- Next-Generation Resistive RAM being developed - ReRAMs are fast non-volatile switches for memories and neural networks.
Quantum Computers Strive to Break Out of the Lab
A new feature article in IEEE Spectrum reviews the past, present, and future of quantum computing, which has received much attention in the last year. The main conclusion is that while small quantum computing circuits made of fewer than 100 quantum bits (“qubits”) have been demonstrated, their practical near-term utility is severely limited, and this is likely to remain the case for at least the next few years. In the near future, these quantum systems may be used to model other small quantum systems, such as small clusters of atoms and molecules.
A key problem is that these quantum systems are extremely sensitive to thermal and electrical noise, and will require a very large overhead of quantum error correction circuits, which are themselves composed of noise-sensitive qubits. Furthermore, most experts in the field view the eventual larger quantum computing systems as special purpose accelerators to be used together with classical computers, rather than as general-purpose replacements for classical computers.

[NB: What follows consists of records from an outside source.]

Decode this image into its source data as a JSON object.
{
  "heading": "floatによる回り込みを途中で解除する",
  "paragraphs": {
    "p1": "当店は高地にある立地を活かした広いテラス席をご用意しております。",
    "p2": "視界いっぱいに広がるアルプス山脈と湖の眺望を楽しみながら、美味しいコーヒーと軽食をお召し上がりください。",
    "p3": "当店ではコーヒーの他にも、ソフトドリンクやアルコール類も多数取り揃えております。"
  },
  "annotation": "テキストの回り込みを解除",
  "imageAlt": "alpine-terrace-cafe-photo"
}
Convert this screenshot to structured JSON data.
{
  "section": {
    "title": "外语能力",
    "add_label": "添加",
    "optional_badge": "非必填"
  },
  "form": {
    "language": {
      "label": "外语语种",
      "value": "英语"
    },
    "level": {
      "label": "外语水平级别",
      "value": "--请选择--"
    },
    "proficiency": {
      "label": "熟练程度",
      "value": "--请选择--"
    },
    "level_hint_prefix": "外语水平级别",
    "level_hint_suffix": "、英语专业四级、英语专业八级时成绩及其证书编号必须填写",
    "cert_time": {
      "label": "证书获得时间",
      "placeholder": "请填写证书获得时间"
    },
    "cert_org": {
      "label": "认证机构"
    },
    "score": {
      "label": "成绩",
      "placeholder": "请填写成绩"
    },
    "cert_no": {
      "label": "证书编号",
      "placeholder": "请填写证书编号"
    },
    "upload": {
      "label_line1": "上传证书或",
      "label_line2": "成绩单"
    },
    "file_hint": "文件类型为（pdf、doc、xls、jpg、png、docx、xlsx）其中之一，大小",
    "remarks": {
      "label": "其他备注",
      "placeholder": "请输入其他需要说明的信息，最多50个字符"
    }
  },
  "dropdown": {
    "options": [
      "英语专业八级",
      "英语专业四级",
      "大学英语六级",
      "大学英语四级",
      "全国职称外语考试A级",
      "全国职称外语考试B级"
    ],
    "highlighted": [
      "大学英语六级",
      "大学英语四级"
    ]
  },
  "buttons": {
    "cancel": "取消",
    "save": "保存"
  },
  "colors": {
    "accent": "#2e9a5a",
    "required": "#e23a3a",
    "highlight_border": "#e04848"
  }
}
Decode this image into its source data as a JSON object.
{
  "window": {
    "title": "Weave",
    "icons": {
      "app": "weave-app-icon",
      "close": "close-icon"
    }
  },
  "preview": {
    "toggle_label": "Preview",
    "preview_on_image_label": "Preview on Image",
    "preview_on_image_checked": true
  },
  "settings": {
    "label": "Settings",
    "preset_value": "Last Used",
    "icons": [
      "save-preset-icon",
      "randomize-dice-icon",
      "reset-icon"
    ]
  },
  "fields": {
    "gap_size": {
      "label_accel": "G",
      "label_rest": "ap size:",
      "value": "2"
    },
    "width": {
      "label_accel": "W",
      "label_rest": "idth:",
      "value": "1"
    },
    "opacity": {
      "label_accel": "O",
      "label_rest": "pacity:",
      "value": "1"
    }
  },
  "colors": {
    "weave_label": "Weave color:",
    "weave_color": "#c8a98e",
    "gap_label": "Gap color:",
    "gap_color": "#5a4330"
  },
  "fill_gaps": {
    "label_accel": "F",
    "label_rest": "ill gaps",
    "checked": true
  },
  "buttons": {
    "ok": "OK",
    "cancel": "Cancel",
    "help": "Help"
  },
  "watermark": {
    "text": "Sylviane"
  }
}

The article also presents some examples of current quantum computing circuits, using superconducting and coupled ion technologies. These are being developed by such computing giants as IBM, Google, Microsoft, and Intel, as well as smaller companies such as IonQ, Rigetti, and D-Wave, and university and government laboratory teams.
For further details, see the article in IEEE Spectrum here.
“Technology for the Next 20-30 Years and Beyond,” by Greg Yeric, ARM Research, Austin, Texas
Dr. Yeric, ARM Fellow, was one of the invited speakers at the 2017 IEEE Industry Summit on the Future of Computing, held in Tysons Corner, VA, Nov. 10, 2017, as part of Rebooting Computing Week. Dr. Yeric focused on projections for the next 20-30 years of semiconductor device technology. For the next dozen years, traditional Moore’s Law scaling can continue with 3D stacking and integration of new memories with logic. However, looking further ahead, new materials and device technologies will be required, which can operate at much lower voltages and power levels. These may include 2D materials, such as graphene and molybdenum disulfide, and new low-power switches and wiring technologies. The key challenge is how to integrate these radical new technologies with silicon, so as to be available when they are needed before 2030. The semiconductor industry needs to identify these future technologies now, in order to develop the manufacturing techniques and circuit and system design tools for the future.
The talk by Dr. Yeric is available here.
Other talks from the 2017 Industry Summit and the co-located ICRC are available here.
- Rebooting Computing Video Overview
- IEEE Future Directions
- ICRC 2018 Call for Papers
- Computing in Science and Engineering on the End of Moore's Law
- IEEE Journal of Exploratory Solid-State Computational Devices and Circuits (JXCDC)
- Arch2030 Workshop Report
- TTM 2016 Videos
- Workshop on Neuromorphic Computing
- Workshop on Beyond CMOS Technology
- Update on National Strategic Computing Initiative (NSCI)
- RC White Paper on Nanocomputers
- IEEE Computer Magazine on Rebooting Computing
- RC-ITRS Report on the Foundation of the New Computer Industry Beyond 2020